Turmeric may be the most effective nutritional supplement in existence. It has been used for 4,000 years to treat a variety of conditions.
Today, this plant is widely used in cooking and gives Indian curry its flavor and yellow color. It is also used in mustard and to color butter and cheese.
Recent scientific studies have shown that tumeric’s powerful antioxidant, anti-inflammatory, and circulatory effects may help prevent and treat neurodegenerative diseases, including Alzheimer disease, Parkinson disease, multiple sclerosis, and other conditions.
Turmeric contains powerful compounds with medicinal properties. These compounds are called curcuminoids, the most important of which is curcumin, which has been have been the subject of over 5600 peer-reviewed and published biomedical studies.
The Science Academy writes that “given the sheer density of research performed on this remarkable spice, a growing number of studies have concluded that it compares favorably to a variety of conventional medications, including:
Aspirin (blood thinner)
A 1986 in vitro and ex vivo study published in the journalArzneimittelforschung found that curcumin has anti-platelet and prostacyclin modulating effects compared to aspirin, indicating it may have value in patients prone to vascular thrombosis and requiring anti-arthritis therapy.
A 2008 study published in the journal Drugs in R & D found that a standardized preparation of curcuminoids from Turmeric compared favorably to the drug atorvastatin (trade name Lipitor) on endothelial dysfunction, the underlying pathology of the blood vessels that drives atherosclerosis, in association with reductions in inflammation and oxidative stress in type 2 diabetic patients.
A 2004 study published in the journal Oncogene found that curcumin (as well as resveratrol) were effective alternatives to the drugs aspirin, ibuprofen, sulindac, phenylbutazone, naproxen, indomethacin, diclofenac, dexamethasone, celecoxib, and tamoxifen in exerting anti-inflammatory and anti-proliferative activity against tumor cells.
Corticosteroids (steroid medications)
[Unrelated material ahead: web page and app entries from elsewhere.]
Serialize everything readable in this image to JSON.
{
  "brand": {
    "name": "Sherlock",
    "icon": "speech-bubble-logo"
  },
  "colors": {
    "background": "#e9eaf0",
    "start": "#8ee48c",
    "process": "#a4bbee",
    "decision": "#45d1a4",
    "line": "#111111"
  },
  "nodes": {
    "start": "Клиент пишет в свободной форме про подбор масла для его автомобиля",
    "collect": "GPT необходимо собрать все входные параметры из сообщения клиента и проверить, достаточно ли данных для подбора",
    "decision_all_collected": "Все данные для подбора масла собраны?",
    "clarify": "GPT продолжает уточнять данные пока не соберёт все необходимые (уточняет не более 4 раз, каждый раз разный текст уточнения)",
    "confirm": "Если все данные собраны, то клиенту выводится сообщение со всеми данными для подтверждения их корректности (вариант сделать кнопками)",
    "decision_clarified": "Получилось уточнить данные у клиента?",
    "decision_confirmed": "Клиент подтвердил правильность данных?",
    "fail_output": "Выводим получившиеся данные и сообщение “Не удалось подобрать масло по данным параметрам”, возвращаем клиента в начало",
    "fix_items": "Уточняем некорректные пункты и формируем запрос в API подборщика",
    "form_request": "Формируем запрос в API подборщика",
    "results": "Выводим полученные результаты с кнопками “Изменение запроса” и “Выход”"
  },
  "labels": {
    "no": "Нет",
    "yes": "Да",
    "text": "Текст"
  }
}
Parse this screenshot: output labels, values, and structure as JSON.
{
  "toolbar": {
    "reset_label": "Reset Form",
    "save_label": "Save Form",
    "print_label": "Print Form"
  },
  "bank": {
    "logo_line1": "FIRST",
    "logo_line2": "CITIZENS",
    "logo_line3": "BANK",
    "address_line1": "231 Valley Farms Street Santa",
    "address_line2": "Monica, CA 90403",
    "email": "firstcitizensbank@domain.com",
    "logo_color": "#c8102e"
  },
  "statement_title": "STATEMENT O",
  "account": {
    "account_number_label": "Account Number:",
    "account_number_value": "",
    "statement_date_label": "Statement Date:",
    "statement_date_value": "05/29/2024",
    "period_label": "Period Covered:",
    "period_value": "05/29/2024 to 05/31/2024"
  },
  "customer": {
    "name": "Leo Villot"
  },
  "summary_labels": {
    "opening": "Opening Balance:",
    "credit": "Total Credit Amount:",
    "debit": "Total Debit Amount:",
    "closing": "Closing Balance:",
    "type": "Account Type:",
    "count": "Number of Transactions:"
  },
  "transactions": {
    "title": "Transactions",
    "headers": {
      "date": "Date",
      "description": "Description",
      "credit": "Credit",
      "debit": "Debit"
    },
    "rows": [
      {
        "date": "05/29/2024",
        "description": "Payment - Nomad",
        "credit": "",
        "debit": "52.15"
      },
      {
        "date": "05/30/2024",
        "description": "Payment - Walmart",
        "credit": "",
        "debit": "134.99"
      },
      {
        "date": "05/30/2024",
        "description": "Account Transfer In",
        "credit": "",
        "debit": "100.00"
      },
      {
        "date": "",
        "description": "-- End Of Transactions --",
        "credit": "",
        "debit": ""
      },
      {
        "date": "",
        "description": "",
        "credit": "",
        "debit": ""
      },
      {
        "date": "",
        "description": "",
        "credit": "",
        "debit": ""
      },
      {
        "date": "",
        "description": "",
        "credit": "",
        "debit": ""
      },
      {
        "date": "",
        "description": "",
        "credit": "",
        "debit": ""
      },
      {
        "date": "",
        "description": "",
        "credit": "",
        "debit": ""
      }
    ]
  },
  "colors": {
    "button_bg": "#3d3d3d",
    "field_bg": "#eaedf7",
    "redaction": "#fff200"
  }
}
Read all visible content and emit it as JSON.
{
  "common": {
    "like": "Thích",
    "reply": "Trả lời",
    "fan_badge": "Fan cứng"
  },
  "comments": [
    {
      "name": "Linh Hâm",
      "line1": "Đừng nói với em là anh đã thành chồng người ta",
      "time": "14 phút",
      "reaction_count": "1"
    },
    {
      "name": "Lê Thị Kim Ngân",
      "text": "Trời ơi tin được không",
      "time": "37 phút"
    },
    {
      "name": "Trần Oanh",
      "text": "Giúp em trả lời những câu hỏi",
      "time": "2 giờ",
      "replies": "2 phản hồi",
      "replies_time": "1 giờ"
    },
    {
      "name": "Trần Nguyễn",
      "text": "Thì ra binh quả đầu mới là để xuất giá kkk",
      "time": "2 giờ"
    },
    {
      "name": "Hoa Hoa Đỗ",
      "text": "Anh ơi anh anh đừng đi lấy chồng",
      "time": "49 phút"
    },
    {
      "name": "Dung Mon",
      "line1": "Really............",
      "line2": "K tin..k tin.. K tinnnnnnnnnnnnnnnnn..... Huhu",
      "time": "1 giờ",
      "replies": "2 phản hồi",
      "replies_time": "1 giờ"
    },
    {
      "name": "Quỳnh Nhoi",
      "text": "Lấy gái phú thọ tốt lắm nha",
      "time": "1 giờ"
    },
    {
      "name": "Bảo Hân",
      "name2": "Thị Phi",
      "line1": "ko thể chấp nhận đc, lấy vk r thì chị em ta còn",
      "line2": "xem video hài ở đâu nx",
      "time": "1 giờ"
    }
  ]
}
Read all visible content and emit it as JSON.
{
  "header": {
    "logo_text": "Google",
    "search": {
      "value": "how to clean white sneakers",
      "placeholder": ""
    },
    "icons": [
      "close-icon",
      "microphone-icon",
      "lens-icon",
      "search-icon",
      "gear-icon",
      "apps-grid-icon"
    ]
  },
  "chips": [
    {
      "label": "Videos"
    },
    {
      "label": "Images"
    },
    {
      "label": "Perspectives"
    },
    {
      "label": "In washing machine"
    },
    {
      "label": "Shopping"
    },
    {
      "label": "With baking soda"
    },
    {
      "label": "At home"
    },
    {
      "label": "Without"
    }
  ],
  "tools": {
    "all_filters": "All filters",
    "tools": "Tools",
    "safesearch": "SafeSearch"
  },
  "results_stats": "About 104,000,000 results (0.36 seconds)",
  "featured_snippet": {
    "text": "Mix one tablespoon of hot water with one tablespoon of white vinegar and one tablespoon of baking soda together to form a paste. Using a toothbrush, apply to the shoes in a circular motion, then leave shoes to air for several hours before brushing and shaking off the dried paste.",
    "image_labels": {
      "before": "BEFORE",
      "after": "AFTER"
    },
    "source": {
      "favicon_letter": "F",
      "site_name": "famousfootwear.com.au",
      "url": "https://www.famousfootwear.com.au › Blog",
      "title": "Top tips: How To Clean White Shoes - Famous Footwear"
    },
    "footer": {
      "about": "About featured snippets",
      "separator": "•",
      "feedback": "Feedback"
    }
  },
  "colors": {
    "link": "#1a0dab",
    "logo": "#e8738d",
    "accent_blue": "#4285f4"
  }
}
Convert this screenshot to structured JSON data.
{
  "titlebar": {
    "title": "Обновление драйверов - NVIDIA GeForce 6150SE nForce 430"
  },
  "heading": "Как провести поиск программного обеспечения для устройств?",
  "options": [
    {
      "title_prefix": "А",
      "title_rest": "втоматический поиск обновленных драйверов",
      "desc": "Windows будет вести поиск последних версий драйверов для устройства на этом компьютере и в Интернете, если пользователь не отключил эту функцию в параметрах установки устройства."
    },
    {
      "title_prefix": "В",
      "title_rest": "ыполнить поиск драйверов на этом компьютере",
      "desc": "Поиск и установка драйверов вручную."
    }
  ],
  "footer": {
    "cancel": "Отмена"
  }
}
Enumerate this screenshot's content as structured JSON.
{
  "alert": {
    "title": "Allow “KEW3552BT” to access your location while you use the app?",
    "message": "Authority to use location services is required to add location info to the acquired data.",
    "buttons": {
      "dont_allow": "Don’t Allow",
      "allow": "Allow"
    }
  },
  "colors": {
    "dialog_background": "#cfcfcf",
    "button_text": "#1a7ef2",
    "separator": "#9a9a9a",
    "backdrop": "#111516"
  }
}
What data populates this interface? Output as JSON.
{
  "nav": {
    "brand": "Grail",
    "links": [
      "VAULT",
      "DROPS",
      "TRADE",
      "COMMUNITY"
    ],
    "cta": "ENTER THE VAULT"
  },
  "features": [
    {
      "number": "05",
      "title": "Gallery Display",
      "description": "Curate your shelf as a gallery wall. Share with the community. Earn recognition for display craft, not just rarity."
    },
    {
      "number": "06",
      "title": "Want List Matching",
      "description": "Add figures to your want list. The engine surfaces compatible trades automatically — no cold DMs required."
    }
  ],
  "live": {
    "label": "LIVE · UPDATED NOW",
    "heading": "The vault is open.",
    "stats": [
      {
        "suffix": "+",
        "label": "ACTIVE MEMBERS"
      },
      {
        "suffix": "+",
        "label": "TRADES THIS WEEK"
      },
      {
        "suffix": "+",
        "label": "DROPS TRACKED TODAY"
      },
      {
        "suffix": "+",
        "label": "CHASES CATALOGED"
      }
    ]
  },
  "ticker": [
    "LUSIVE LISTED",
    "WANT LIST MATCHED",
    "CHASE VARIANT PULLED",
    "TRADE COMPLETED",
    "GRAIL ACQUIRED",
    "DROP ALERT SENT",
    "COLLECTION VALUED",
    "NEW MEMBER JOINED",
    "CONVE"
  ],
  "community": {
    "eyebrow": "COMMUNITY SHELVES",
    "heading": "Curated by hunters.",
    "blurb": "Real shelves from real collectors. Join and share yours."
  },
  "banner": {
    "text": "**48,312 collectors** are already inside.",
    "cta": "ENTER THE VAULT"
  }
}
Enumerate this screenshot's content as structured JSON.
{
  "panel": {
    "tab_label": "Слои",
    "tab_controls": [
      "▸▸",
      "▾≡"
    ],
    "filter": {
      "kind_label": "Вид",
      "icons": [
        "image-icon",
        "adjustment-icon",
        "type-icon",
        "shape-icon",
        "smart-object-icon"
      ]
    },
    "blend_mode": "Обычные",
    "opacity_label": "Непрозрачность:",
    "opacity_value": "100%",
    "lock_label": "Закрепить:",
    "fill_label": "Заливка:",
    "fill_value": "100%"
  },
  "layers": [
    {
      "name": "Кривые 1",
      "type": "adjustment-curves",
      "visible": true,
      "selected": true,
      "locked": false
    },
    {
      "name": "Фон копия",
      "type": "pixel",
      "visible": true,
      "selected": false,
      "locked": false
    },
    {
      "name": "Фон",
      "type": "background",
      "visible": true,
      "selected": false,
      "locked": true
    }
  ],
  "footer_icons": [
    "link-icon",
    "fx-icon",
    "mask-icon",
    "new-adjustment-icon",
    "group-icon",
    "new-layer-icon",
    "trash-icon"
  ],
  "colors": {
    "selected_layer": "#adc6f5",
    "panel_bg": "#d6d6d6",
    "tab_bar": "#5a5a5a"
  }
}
A 1999 study published in the journal Phytotherapy Research found that the primary polyphenol in turmeric, the saffron colored pigment known as curcumin, compared favorably to steroids in the management of chronic anterior uveitis, an inflammatory eye disease. A 2008 study published in Critical Care Medicine found that curcumin compared favorably to the corticosteroid drug dexamethasone in the animal model as an alternative therapy for protecting lung transplantation-associated injury by down-regulating inflammatory genes. An earlier 2003 study published in Cancer Letters found the same drug also compared favorably to dexamethasone in a lung ischaemia-repurfusion injury model.
Prozac/Fluoxetine & Imipramine (antidepressants)
A 2011 study published in the journalActa Poloniae Pharmaceutica found that curcumin compared favorably to both drugs in reducing depressive behavior in an animal model.
Metformin (diabetes drug)
A 2009 study published in the journal Biochemitry and Biophysical Research Community explored how curcumin might be valuable in treating diabetes, finding that it activates AMPK (which increases glucose uptake) and suppresses gluconeogenic gene expression (which suppresses glucose production in the liver) in hepatoma cells. Interestingly, they found curcumin to be 500 times to 100,000 times (in the form known as tetrahydrocurcuminoids(THC)) more potent than metformin in activating AMPK and its downstream target acetyl-CoA carboxylase (ACC).
Oxaliplatin (chemotherapy drug)
A 2007 study published in the International Journal of Cancer found that curcumin compares favorably with oxaliplatin as an antiproliferative agenet in colorectal cell lines.
Considering how strong a track record turmeric (curcumin) has, having been used as both food and medicine in a wide range of cultures, for thousands of years, a strong argument can be made for using curcumin as a drug alternative or adjuvant in cancer treatment and other conditions.”
Turmeric in food is considered safe when taken at the recommended doses. However, taking large amounts of turmeric for long periods of time may cause stomach upset.
H/T: My Science Academy.